Changes in the amount of business your company does is often affected by seasonal changes. Sometimes these changes are subtle such as the end of the school year. Most parents plan vacations during the summer months to spend time with their families. Great if you are involved in the tourism industry or happen to have a local business in a popular tourist destination. For an Internet based or e-commerce company relying on online revenues however, this can mean a lot less people in front of their computers. A sudden and dramatic loss of traffic to your web site can cause consternation to your sales cycle. The best way to prevent any nasty bottom line surprises is of course being prepared for seasonal changes. When things are good, put some funds away for the lean times. It’s a common sense thing to do but you may be surprised at how few companies actually have the foresight to plan ahead for exactly these circumstances.

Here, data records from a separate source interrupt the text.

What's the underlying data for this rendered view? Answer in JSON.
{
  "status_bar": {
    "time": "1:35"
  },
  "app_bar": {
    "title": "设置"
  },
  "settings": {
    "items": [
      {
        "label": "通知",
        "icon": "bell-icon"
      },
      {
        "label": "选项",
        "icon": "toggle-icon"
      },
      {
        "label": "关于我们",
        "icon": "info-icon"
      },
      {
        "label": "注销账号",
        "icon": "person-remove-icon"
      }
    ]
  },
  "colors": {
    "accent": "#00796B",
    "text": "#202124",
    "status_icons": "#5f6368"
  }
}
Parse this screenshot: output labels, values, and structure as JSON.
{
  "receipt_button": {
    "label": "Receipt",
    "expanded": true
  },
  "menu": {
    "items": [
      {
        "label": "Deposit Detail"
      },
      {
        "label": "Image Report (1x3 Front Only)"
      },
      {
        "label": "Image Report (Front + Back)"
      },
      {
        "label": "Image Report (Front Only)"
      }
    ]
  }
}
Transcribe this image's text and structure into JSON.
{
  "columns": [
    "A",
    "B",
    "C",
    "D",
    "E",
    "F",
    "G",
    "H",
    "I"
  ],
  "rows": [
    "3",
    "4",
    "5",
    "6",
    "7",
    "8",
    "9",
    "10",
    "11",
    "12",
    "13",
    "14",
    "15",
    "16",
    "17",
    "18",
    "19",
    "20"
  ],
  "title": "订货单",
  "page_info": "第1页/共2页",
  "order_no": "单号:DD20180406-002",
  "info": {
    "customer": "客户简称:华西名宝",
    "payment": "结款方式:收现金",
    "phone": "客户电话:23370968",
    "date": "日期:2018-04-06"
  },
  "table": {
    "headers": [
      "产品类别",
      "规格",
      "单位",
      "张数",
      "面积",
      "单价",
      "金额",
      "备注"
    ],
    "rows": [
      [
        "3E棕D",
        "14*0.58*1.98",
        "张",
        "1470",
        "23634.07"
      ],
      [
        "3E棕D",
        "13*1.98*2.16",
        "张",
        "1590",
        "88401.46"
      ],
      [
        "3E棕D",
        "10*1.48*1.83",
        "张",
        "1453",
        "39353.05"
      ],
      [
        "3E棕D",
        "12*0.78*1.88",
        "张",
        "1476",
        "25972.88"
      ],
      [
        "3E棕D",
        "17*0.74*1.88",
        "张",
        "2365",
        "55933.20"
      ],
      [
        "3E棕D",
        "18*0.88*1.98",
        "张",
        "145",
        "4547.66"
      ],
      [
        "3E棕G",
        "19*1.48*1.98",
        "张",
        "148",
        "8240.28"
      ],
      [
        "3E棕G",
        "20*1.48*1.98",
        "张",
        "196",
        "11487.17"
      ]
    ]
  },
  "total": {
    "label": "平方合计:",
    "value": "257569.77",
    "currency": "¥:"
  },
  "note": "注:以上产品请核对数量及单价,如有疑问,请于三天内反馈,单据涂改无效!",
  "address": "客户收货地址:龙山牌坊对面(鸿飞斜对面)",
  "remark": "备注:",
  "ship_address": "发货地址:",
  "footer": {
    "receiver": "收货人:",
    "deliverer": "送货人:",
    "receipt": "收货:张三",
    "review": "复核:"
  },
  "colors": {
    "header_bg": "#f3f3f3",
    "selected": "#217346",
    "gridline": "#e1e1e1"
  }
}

The winter holiday season is another example. Retailers often rely on this short selling season to generate a high percentage of their total yearly revenue. Not an entirely wise approach. Aspects such as disposable income levels, consumer confidence in the economy and job security all contribute to spending patterns of consumers. Relying entirely on one good selling season is indeed, a fickle and most unpredictable way to guarantee your businesses future. You would be much further ahead to plan and budget at minimal income levels for a constant burn throughout the entire year. This way if you have a “good season” it will be a bonus situation and should sales not increase as predicted or heaven forbid, slip a little you will still be able to handle the seasonal changes in stride.
Here’s a few tips to help you recognize and plan for seasonal changes. Analyze your monthly sales history for the past year. Write down any noticeable trends. Is your business affected (either positively or negatively) by major holidays? Does your data show more sales on a Monday rather than a Friday? Are the warmer months better or worse than colder ones? Some of these factors may seem insignificant by themselves but once applied to a longer time frame the sales trends may become all too apparent. Taking a step back from the day-to-day routine and looking at your long term sales cycles can provide valuable clues to your businesses strengths and weaknesses. It can also help provide indicators as to when you should be gearing up your marketing efforts. (big season coming up) or when it should be OK to coast for awhile. Most importantly, it will let you forecast the slower times well in advance, so you can prepare accordingly. Start putting a percentage of your revenue away in a ‘rainy day’ fund. Use it during the slow times to get you through until your sales cycle returns. If nothing else, it’s one heck of a stress relief technique.